I never thought I would say this, but I am quickly approaching the point of dropping Evernote for OneNote.
I have been an avid Evernote evangelist for years. I have more than 7,300 hundred notes in my Evernote account. It has been an integral part of my digital experience for a long time. If I do decide to break up with Evernote, it will be painful to unencumber myself for good.
Bottom line, Evernote has stopped developing and innovating at the rate that it was. Since Microsoft finally released a version of OneNote for Mac about a year ago, it has been a legitimate contender in the digital note-taking space. Given my relentless curiosity about productivity tools, I decided to give it a try.
Here is what I enjoy the most about OneNote:
- I can copy and paste content from a Word or Excel document, and it maintains its original formatting. This is very helpful if I am organizing agendas or project developments. It keeps from having to open every single file to find that sentence or cell and gives me instant “at a glance” perspective.
- I can also create a document in OneNote and copy and paste it into a Word document without losing the formatting. This is extremely helpful if I’ve created something in a meeting and can quickly piece together a follow-up document for my team.
- Each note is a “canvas.” That means I can type, add pictures, etc. anywhere and organize how I want it to look on the page. This is as close as it gets to working with a paper notepad.
- The organization of folders, and then pages within each folder, allows for better organization and much easier navigation.

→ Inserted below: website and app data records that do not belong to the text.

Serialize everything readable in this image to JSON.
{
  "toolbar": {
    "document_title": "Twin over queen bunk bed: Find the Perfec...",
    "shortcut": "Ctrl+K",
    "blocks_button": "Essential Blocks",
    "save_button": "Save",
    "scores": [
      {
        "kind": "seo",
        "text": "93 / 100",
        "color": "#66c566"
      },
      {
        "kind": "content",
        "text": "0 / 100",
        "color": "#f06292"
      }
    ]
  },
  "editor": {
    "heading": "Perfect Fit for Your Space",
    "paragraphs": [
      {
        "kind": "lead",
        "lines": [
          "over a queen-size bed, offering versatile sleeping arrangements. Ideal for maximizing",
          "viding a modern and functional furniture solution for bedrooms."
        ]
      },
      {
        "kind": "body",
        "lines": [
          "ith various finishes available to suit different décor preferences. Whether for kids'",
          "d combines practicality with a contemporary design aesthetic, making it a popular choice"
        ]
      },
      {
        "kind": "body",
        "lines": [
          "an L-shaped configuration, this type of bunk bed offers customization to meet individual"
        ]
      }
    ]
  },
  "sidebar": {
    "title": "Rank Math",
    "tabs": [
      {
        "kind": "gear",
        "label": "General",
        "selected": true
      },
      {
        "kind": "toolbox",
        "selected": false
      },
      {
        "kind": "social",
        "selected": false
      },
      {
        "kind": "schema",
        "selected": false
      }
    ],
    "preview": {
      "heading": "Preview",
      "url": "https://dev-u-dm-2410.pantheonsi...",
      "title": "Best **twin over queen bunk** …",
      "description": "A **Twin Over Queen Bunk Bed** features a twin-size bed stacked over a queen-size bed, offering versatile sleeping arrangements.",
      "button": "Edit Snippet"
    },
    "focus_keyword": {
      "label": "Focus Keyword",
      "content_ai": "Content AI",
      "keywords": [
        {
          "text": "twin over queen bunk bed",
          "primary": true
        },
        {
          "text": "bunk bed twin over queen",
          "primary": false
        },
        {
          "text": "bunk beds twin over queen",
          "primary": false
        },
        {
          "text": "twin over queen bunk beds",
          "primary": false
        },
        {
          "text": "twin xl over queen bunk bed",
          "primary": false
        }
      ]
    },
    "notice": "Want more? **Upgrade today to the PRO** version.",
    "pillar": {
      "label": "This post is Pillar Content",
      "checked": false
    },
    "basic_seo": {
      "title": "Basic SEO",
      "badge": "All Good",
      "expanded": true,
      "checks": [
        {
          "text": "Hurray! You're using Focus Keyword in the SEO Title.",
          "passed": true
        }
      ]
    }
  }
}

Evernote feels like a collection of index cards with a rubber band wrapped around them. OneNote really does feel like a legitimate notebook.
- The tags are visual and easy to use. I can quickly glance back through my notes and determine the to-do items, the breakthrough moments, etc.
- I can still email notes to myself, take snapshots of whiteboards with my app, and drag and drop images into a note. I can’t record the meeting within the note or attach documents in the Mac version…yet. I suspect that is coming soon.
- The sync feature is consistent and reliable. I’ve found Evernote to be less than reliable in recent months in its syncing capabilities with more “conflicting notes” experiences than I ever remember.
- The user interface is much easier on the eyes. This may not matter to a lot of people, but it does to me. I’m a sucker for a well-designed app experience.
- The iPad and iPhone versions are just as easy to use as the desktop version. This is a must in my book, and OneNote checks this box.
You'll want to try this for yourself.
If you’re disappointed or less than impressed with Evernote, I would strongly encourage you to give OneNote a try. I think you’ll find it to be a very helpful tool in your productivity toolbox.
Of course, this doesn't have to be an "either-or" decision. I'm considering keeping Evernote as my digital filing cabinet and using OneNote for more traditional notetaking. Maybe some of my frustration with Evernote comes from placing too much expectation on one app or service.
What’s been your experience with OneNote?
Image Credit: OneNote.com